## TASK TO CARRY OUT
Every line in the records below that holds "variants" must be identified and copied.

## DATA PROVIDED
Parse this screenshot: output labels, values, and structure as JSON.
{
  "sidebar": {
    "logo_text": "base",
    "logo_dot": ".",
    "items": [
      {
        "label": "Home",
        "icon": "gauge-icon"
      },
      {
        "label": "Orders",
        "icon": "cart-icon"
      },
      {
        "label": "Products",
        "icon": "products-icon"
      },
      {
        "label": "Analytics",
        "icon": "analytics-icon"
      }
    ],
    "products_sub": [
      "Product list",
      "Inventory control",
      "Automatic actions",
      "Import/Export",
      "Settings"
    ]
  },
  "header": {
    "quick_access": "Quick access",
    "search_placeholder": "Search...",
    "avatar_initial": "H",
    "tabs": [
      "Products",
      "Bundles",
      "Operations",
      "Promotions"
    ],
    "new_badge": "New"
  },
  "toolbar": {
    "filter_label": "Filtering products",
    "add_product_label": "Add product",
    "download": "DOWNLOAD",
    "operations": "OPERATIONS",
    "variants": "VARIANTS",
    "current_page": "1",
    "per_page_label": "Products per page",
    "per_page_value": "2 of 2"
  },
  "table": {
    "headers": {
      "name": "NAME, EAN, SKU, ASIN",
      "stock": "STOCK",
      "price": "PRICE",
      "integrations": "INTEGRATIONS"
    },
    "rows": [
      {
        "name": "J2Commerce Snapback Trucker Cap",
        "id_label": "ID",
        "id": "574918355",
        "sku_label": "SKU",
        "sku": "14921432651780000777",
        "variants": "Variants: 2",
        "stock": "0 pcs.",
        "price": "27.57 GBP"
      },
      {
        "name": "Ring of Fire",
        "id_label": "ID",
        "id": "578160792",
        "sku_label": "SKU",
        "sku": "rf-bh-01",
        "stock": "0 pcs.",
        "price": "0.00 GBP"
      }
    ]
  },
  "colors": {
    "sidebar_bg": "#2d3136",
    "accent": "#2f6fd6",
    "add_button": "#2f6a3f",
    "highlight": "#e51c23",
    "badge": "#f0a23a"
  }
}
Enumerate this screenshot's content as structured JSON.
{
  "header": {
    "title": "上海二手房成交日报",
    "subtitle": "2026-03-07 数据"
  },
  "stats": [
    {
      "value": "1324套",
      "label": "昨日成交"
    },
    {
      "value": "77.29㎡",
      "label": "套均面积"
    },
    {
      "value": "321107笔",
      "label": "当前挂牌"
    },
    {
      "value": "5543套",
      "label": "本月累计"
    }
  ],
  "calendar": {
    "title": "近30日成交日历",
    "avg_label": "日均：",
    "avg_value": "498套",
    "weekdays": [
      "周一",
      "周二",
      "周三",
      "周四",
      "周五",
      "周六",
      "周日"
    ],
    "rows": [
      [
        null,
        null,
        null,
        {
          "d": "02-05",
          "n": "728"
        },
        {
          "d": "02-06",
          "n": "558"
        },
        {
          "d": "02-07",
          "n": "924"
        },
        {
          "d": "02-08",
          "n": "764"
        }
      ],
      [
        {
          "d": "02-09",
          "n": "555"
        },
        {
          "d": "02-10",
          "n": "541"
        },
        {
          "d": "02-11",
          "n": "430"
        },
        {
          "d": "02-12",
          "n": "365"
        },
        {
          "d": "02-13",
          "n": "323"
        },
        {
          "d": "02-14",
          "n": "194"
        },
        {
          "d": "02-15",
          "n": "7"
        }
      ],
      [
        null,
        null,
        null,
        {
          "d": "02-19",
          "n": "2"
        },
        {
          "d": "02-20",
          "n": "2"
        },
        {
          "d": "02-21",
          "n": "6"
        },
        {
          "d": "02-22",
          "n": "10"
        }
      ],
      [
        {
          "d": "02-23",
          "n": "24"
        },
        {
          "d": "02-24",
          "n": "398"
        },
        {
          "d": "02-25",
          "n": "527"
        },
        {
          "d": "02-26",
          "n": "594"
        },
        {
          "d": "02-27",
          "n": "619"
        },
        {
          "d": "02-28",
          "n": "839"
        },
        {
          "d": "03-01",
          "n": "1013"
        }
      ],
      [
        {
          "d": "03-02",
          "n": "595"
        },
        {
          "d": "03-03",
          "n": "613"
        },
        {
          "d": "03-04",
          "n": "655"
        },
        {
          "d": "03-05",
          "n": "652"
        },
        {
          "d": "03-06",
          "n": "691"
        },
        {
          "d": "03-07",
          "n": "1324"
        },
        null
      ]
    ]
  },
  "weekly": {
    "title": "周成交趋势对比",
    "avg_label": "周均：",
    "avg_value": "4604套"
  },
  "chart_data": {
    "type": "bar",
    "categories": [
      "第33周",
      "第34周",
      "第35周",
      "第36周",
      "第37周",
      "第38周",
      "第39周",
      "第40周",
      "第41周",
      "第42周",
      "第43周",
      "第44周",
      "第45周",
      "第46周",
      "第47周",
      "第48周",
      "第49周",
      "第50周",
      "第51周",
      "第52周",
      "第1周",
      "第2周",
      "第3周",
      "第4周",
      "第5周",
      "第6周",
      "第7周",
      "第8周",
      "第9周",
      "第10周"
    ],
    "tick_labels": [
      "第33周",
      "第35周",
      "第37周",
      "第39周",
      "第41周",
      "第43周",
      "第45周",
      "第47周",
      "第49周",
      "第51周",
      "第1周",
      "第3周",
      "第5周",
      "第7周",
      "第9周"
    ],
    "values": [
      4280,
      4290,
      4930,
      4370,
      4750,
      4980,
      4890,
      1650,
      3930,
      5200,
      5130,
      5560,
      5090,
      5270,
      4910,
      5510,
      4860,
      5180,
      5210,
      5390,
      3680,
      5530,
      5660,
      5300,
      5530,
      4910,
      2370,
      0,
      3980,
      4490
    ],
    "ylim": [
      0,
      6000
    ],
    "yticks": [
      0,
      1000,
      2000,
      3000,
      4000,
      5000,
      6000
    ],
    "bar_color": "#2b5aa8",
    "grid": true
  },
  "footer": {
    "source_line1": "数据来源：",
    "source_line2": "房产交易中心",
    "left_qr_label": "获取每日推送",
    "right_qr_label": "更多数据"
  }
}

## SOLUTION
    "variants": "VARIANTS",
        "variants": "Variants: 2",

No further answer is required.